Byron York today sums up where the “negotiations” over the “fiscal cliff” are heading (emphasis mine):

So a deal will most likely be done. But the bottom line is that the fiscal cliff fight will not end happily for Republicans. They will have given in on what was an article of faith — that taxes should not be raised on anybody, poor or rich — in return for essentially nothing. All they will have is a plan to fight again, soon.

We must capitulate by December 31, we are told.

That is wrong.  There is an alternative, a short-term extention of everything including current tax rates, a delay of sequester budget cuts, everything that allegedly constitutes the “fiscal cliff” pending further negotiations. 

It’s what I called the Christmas Plan, which preserves the status quo pending further negotation:

Let Harry Reid refuse to bring it to a vote, and Obama refuse to sign it. Their inaction will be the reason for taxes rising for everyone.

Sure a temporary extention of everything is not going to make anyone happy — and creates its own mess of uncertainty and complexity next year.  But it is explanable to the public:

We’ve made progress, we just need a little more time to make sure we tackle the nation’s national debt and budget deficits, not just taxes.

It keeps everything on the table for negotiation.  Otherwise, with the artificial deadline of December 31, Obama gets the tax rate increase he wants while allowing him to evade indefinitely the spending cuts and entitlement reforms he fears. 

And please don’t tell me that we’ll give in on taxes now and make our stand on spending and entitlements over the national debt limit — ain’t gonna happen.

What’s the rush to reach a horrible deal by December 31?

The media will be mad?  Obama will be angry?  Is a tongue lashing so worrisome that we will make a horrible deal?

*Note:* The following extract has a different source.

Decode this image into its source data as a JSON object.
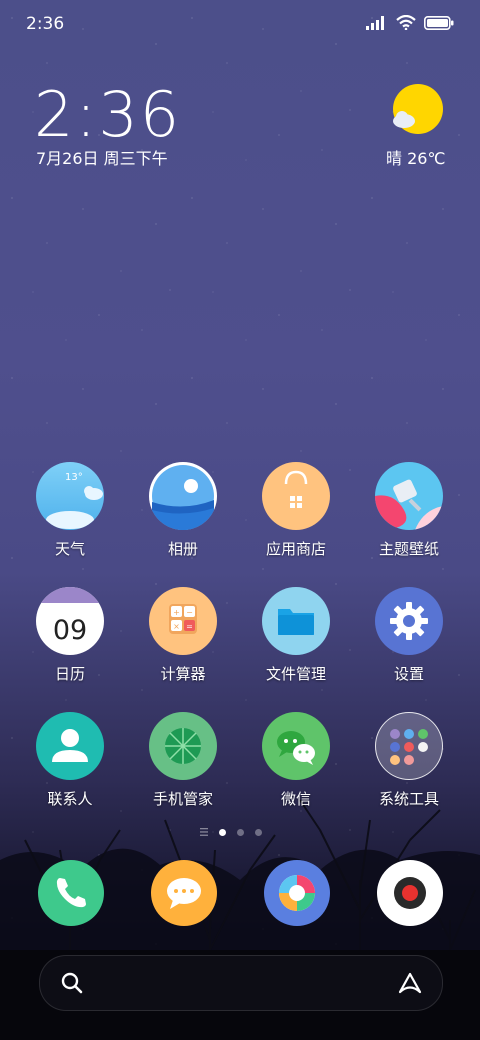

Oh, but we’ll lose in 2014, you say.  No, if we raise taxes without fixing spending and entitlements, we lose right now.  What worse could happen in 2014, that Democrats will regain control of the House and vote to raise taxes without fixing spending and entitlements?

Punting is better than fumbling.  We are about to fumble.  Punt into next year.

(The Broadcast Altert now is closed, but if you click this link it should generate a tweet).